A veteran investigative journalist, Scott McGrath, is drawn to investigate the alleged suicide of Ashley Cordova, the daughter of a famous cult-film director named Stanislas Cordova. Years before Ashley’s death, McGrath had been investigating the elder Cordova, a recluse whose films explored the darkest human impulses. After receiving an anonymous phone call with a tip about some of Cordova’s darkest acts, McGrath threatens to expose the director, but eventually finds the tables turned when he’s sued for libel and loses everything, including his marriage. Still convinced of Cordova’s guilt, McGrath sets out to take revenge on the director by trying to prove that Ashley’s death was no accident. Along the way, McGrath teams up with Nora, a young wannabe actress from Florida, and Hopper, a handsome lone-wolf drug dealer, each of whom are also drawn to investigate Ashley’s death for their own reasons.
I wouldn’t even begin to try and untangle the complicated plot for you, mainly because I wouldn’t want to ruin any of the fun. This novel could easily be termed Hitchcockian, with all the twists and sleights it has at its disposal. I have no doubt that we’ll see the usual too-cool-for-school, “Yawn, I had this figured out from page X” reviews. Ignore them. As much as I hate to use the tired term gripping, that’s exactly what this book is. Even if you think you have it figured out (I did, several times, and I was wrong, wrong, and wrong again)—even if you do figure it out—the ride is too much fun. One thing I enjoyed about this book and Pessl’s first book was that she is so at ease as a storyteller. Some authors who write books with complicated plots cannot seem to get out of their own way; they act less like storytellers and more like annoying tour guides who want to make sure you see how clever they are. And even though the book includes “actual” web sites and news articles (which, I’ll admit, don’t work so well on Kindle, but might be terrific on an iPad), these never seem gimmicky like they might in a weaker book or in the hands of a less assured author. Pessl does a terrific job of getting out of the way of her characters and her plot, which means as readers, we are right there with them. She also creates a terrifically noir atmosphere.

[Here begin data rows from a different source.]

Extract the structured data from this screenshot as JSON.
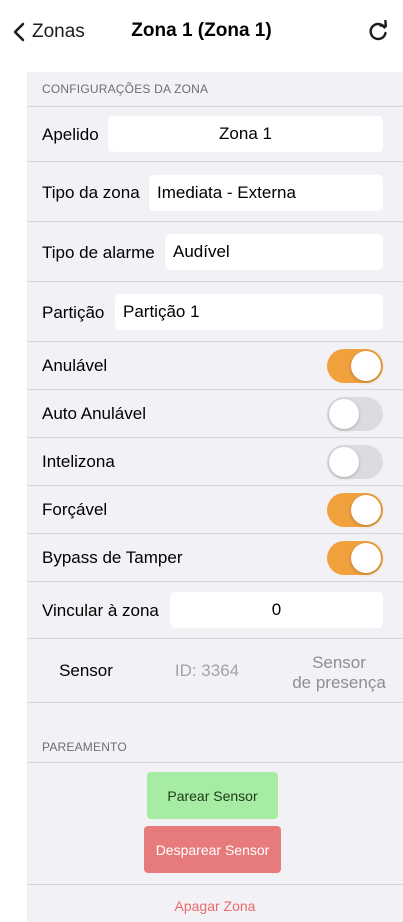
{
  "nav": {
    "back_label": "Zonas",
    "title": "Zona 1 (Zona 1)"
  },
  "config": {
    "header": "CONFIGURAÇÕES DA ZONA",
    "apelido_label": "Apelido",
    "apelido_value": "Zona 1",
    "tipo_zona_label": "Tipo da zona",
    "tipo_zona_value": "Imediata - Externa",
    "tipo_alarme_label": "Tipo de alarme",
    "tipo_alarme_value": "Audível",
    "particao_label": "Partição",
    "particao_value": "Partição 1",
    "toggles": [
      {
        "label": "Anulável",
        "on": true
      },
      {
        "label": "Auto Anulável",
        "on": false
      },
      {
        "label": "Intelizona",
        "on": false
      },
      {
        "label": "Forçável",
        "on": true
      },
      {
        "label": "Bypass de Tamper",
        "on": true
      }
    ],
    "vincular_label": "Vincular à zona",
    "vincular_value": "0",
    "sensor_label": "Sensor",
    "sensor_id": "ID: 3364",
    "sensor_type_line1": "Sensor",
    "sensor_type_line2": "de presença"
  },
  "pairing": {
    "header": "PAREAMENTO",
    "pair_button": "Parear Sensor",
    "unpair_button": "Desparear Sensor",
    "delete_link": "Apagar Zona"
  },
  "colors": {
    "toggle_on": "#f0a03c",
    "toggle_off": "#dcdce0",
    "pair_button": "#a6eca2",
    "unpair_button": "#e77b7b",
    "delete_link": "#e96b6b"
  }
}
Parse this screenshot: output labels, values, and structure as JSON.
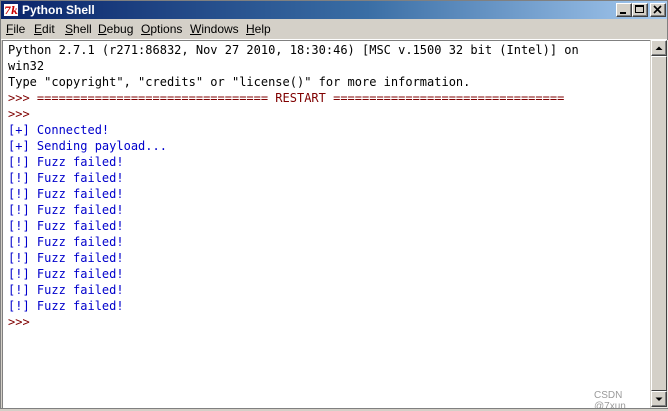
{
  "window": {
    "title": "Python Shell",
    "icon": "python-idle-icon"
  },
  "menu": {
    "items": [
      {
        "label": "File",
        "mnemonic": "F",
        "rest": "ile"
      },
      {
        "label": "Edit",
        "mnemonic": "E",
        "rest": "dit"
      },
      {
        "label": "Shell",
        "mnemonic": "S",
        "rest": "hell"
      },
      {
        "label": "Debug",
        "mnemonic": "D",
        "rest": "ebug"
      },
      {
        "label": "Options",
        "mnemonic": "O",
        "rest": "ptions"
      },
      {
        "label": "Windows",
        "mnemonic": "W",
        "rest": "indows"
      },
      {
        "label": "Help",
        "mnemonic": "H",
        "rest": "elp"
      }
    ]
  },
  "shell": {
    "lines": [
      {
        "text": "Python 2.7.1 (r271:86832, Nov 27 2010, 18:30:46) [MSC v.1500 32 bit (Intel)] on",
        "kind": "output"
      },
      {
        "text": "win32",
        "kind": "output"
      },
      {
        "text": "Type \"copyright\", \"credits\" or \"license()\" for more information.",
        "kind": "output"
      },
      {
        "text": ">>> ================================ RESTART ================================",
        "kind": "prompt"
      },
      {
        "text": ">>>",
        "kind": "prompt"
      },
      {
        "text": "[+] Connected!",
        "kind": "stdout"
      },
      {
        "text": "[+] Sending payload...",
        "kind": "stdout"
      },
      {
        "text": "[!] Fuzz failed!",
        "kind": "stdout"
      },
      {
        "text": "[!] Fuzz failed!",
        "kind": "stdout"
      },
      {
        "text": "[!] Fuzz failed!",
        "kind": "stdout"
      },
      {
        "text": "[!] Fuzz failed!",
        "kind": "stdout"
      },
      {
        "text": "[!] Fuzz failed!",
        "kind": "stdout"
      },
      {
        "text": "[!] Fuzz failed!",
        "kind": "stdout"
      },
      {
        "text": "[!] Fuzz failed!",
        "kind": "stdout"
      },
      {
        "text": "[!] Fuzz failed!",
        "kind": "stdout"
      },
      {
        "text": "[!] Fuzz failed!",
        "kind": "stdout"
      },
      {
        "text": "[!] Fuzz failed!",
        "kind": "stdout"
      },
      {
        "text": ">>>",
        "kind": "prompt"
      }
    ]
  },
  "watermark": {
    "text": "CSDN @7xun"
  },
  "colors": {
    "titlebar_start": "#0a246a",
    "titlebar_end": "#a6caf0",
    "output": "#000000",
    "prompt": "#7f0000",
    "stdout": "#0000cc"
  }
}
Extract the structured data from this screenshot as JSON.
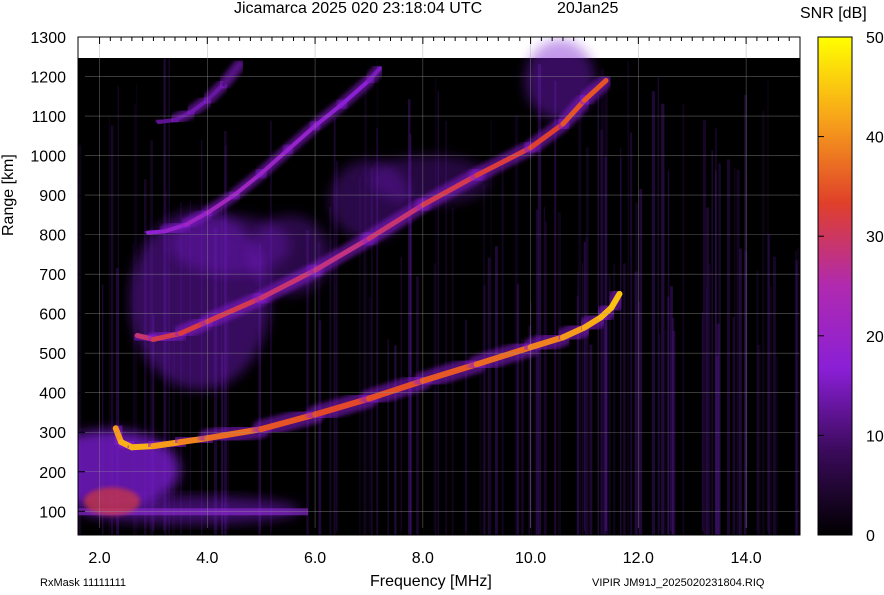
{
  "header": {
    "title": "Jicamarca 2025 020 23:18:04 UTC",
    "date": "20Jan25"
  },
  "footer": {
    "rxmask": "RxMask 11111111",
    "file": "VIPIR  JM91J_2025020231804.RIQ"
  },
  "chart_data": {
    "type": "heatmap",
    "title": "Jicamarca 2025 020 23:18:04 UTC",
    "xlabel": "Frequency [MHz]",
    "ylabel": "Range [km]",
    "xlim": [
      1.6,
      15.0
    ],
    "ylim": [
      40,
      1300
    ],
    "x_ticks": [
      "2.0",
      "4.0",
      "6.0",
      "8.0",
      "10.0",
      "12.0",
      "14.0"
    ],
    "x_tick_values": [
      2,
      4,
      6,
      8,
      10,
      12,
      14
    ],
    "y_ticks": [
      "100",
      "200",
      "300",
      "400",
      "500",
      "600",
      "700",
      "800",
      "900",
      "1000",
      "1100",
      "1200",
      "1300"
    ],
    "y_tick_values": [
      100,
      200,
      300,
      400,
      500,
      600,
      700,
      800,
      900,
      1000,
      1100,
      1200,
      1300
    ],
    "grid": true,
    "colorbar": {
      "label": "SNR [dB]",
      "range": [
        0,
        50
      ],
      "ticks": [
        "0",
        "10",
        "20",
        "30",
        "40",
        "50"
      ],
      "tick_values": [
        0,
        10,
        20,
        30,
        40,
        50
      ],
      "colors": [
        "#000000",
        "#3a0a5a",
        "#8a1fd6",
        "#b02ab0",
        "#e0402a",
        "#f7a21a",
        "#ffff00"
      ]
    },
    "series": [
      {
        "x": [
          2.3,
          2.4,
          2.6,
          3.0,
          3.5,
          4.0,
          5.0,
          6.0,
          7.0,
          8.0,
          9.0,
          10.0,
          10.6,
          11.0,
          11.3,
          11.5,
          11.65
        ],
        "y": [
          310,
          275,
          262,
          265,
          275,
          285,
          308,
          345,
          385,
          430,
          472,
          515,
          540,
          565,
          590,
          615,
          650
        ],
        "snr": [
          40,
          42,
          44,
          42,
          40,
          38,
          36,
          34,
          34,
          35,
          36,
          38,
          40,
          42,
          43,
          44,
          45
        ]
      },
      {
        "x": [
          2.7,
          3.0,
          3.5,
          4.0,
          5.0,
          6.0,
          7.0,
          8.0,
          9.0,
          10.0,
          10.6,
          11.0,
          11.4
        ],
        "y": [
          545,
          535,
          550,
          580,
          640,
          710,
          790,
          875,
          950,
          1020,
          1080,
          1140,
          1190
        ],
        "snr": [
          28,
          30,
          32,
          32,
          30,
          28,
          28,
          30,
          32,
          32,
          34,
          36,
          34
        ]
      },
      {
        "x": [
          2.9,
          3.2,
          3.6,
          4.0,
          4.5,
          5.0,
          5.5,
          6.0,
          6.5,
          7.0,
          7.2
        ],
        "y": [
          805,
          808,
          825,
          855,
          900,
          955,
          1015,
          1075,
          1130,
          1190,
          1220
        ],
        "snr": [
          18,
          18,
          20,
          22,
          22,
          20,
          20,
          18,
          18,
          16,
          14
        ]
      },
      {
        "x": [
          3.1,
          3.4,
          3.7,
          4.0,
          4.3,
          4.6
        ],
        "y": [
          1085,
          1090,
          1110,
          1140,
          1180,
          1230
        ],
        "snr": [
          12,
          12,
          14,
          14,
          12,
          10
        ]
      }
    ]
  }
}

And frankly, here’s the best part: I know what happens, and I still want to read it again. When I finished reading Special Topics in Calamity Physics for the first time, I immediately turned back to the first page and started the book again. I’ve pre-ordered my hardback copy of Night Film, and when it arrives I’ll be cracking it open and enjoying all the terror and thrill of reading it a second time. The best books, like the best movies, never lose their suspense and surprise, even if you know what happens.